Given under my hand at Kinsale the 22nd of April 1823
And signed William Newman, Sovereign of Kinsale.6
the Calnan homestead:    Photo taken in 1905: from left to right are John Calnan, his wife Anne (Connolly), their son James Edward and daughters Loretta (Mrs Frank Melanson), Agnes (Mrs W Woods, Augusta (Mrs Gus Baldwin)and Mary Frances (unmarried).  The boy in the photo is not identified.  Photo courtesy of The Northern Light,
The Calnan homestead: Photo taken in 1905: from left to right are John Calnan, his wife Anne (Connolly), their son James Edward and daughters Loretta (Mrs Frank Melanson), Agnes (Mrs W Woods, Augusta (Mrs Gus Baldwin)and Mary Frances (unmarried). The boy in the photo is not identified. Photo courtesy of The Northern Light, "Looking Back" by Jessica Ryan, 12 Dec 2001.
 
Sadly the John Calnan house is now gone from the region. It was believed to be the oldest structure in the community and until 2006 was still inhabited by Gregory Calnan (John’s grandson) and his family. Regrettably, the new property owners bulldozed this building into the ground.

There are still a number of houses standing in the area and are entered here in order of age:

Henry Hall/Patrick Power family home:
This house is over one hundred and fifty years old and is still a working farm. It is currently owned and operated by Margie and Peter deGraaff.

John and Elizabeth (Lordon) Power family home:
The log home burned the same day the couple’s first son was born – The ‘new’ house was then built and later expanded – it is over one hundred years old. Renovated and restored, it is still inhabited by descendants of John and Elizabeth Power.

Timothy Riorden home:

Built around 1857, this is still a hobby farm and owned and operated by Jimmy Boyle, a descendant of Timothy Riorden.

Jack and Mary (O’Kane) Murphy family home:

Built around the turn of the century, this was still inhabited by a grandson of Jack and Mary Murphy until 2006, at which time it was sold to a family from the province of Québec.

Patrick and Nelly (O’Connell) O’Kane home:
Built around 1913 by the teenage/adult sons, for their mother, it is currently uninhabited and is suffering the ravages of unrelenting break and enters.

Patrick Brennan home.

Mike Murphy home.

 
Patrick Landing Bridge
Patrick Landing Bridge

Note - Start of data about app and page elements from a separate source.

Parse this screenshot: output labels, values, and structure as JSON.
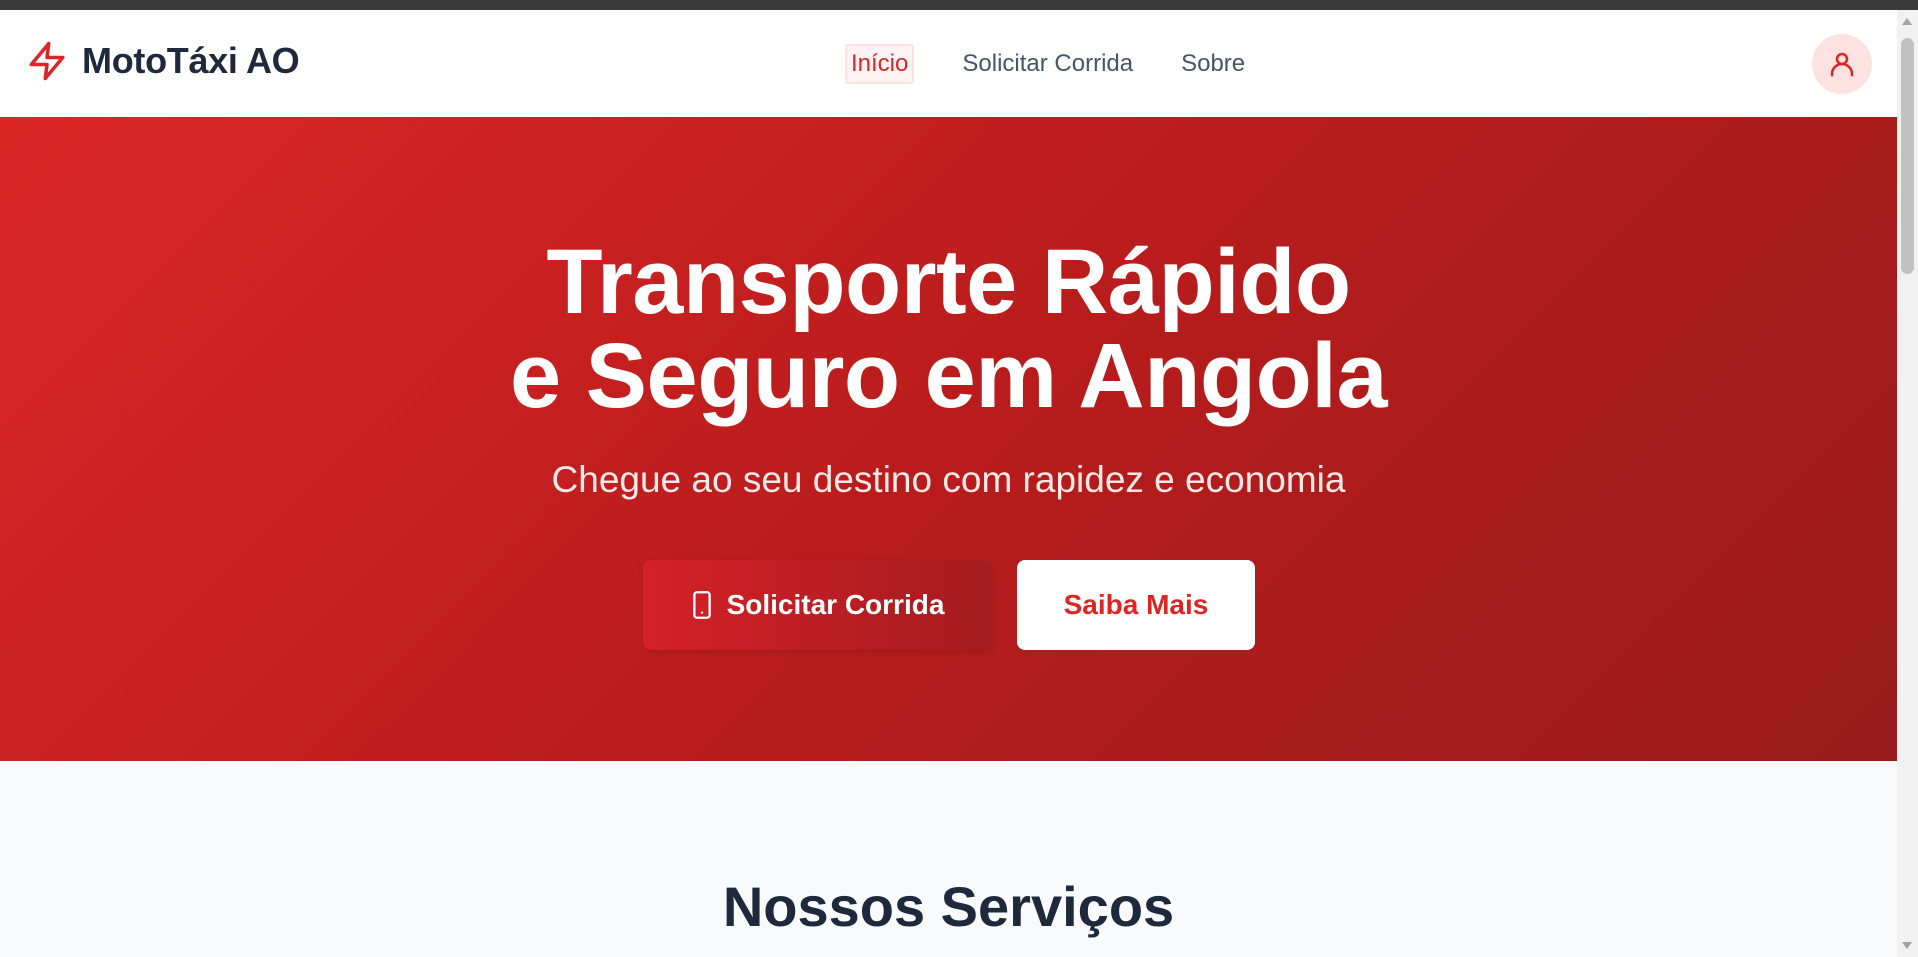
{
  "brand": {
    "name": "MotoTáxi AO",
    "accent": "#dc2626"
  },
  "nav": {
    "items": [
      {
        "label": "Início",
        "active": true
      },
      {
        "label": "Solicitar Corrida",
        "active": false
      },
      {
        "label": "Sobre",
        "active": false
      }
    ]
  },
  "user": {
    "icon": "user-icon"
  },
  "hero": {
    "title_line1": "Transporte Rápido",
    "title_line2": "e Seguro em Angola",
    "subtitle": "Chegue ao seu destino com rapidez e economia",
    "primary_button": {
      "label": "Solicitar Corrida",
      "icon": "smartphone-icon"
    },
    "secondary_button": {
      "label": "Saiba Mais"
    }
  },
  "services": {
    "title": "Nossos Serviços"
  }
}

This project is ongoing and will be added to from time to time. I still would like to write on notable people from the area – including Monsignor Varrily and Father John Knight as well as the major bridges, grist and saw mills and legendary animals (horses) bred in the area. Also, more work is ongoing on the first families to leave the community and where they went from here.
 

[1] While the spelling of "Kinsale" has been constant, the spelling of "Tetagouche" has varied: Tattagouche (Journal of the House of Assembly of the Province of New Brunswick-1st Session of the 12th Assembly-16Feb1938), Teddygouche, Teteagouche, and Tetagouche (this last spelling being the one that which is currently favoured by the Province of New Brunswick and Canada Post).

[2] www.newirelandnb.ca, placenames of New Brunswick.

[3] Department of Natural Resources, Province of New Brunswick, Land Grant Map 28.

[4] Great-grandson is Bill Boyle – genealogical research of Gordon Kane.

[5] Family oral tradition – Josie (Brennan) Power, 1021/2 year-old granddaughter of James Brennan.

[6] Original document still in the possession of the Calnan family.

Bibliography

Department of Natural Resources, Province of New Brunswick, Land Grant Map 28.

______, Journal of the House of Assembly of the Province of New Brunswick-1st Session of the 12th Assembly-16Feb1938.

Kane, Gordon, Family Kane Genealogy, Unpublished manuscript.

Power, Josie (Brennan), oral history interview.

www.newirelandnb.ca, Community Histories.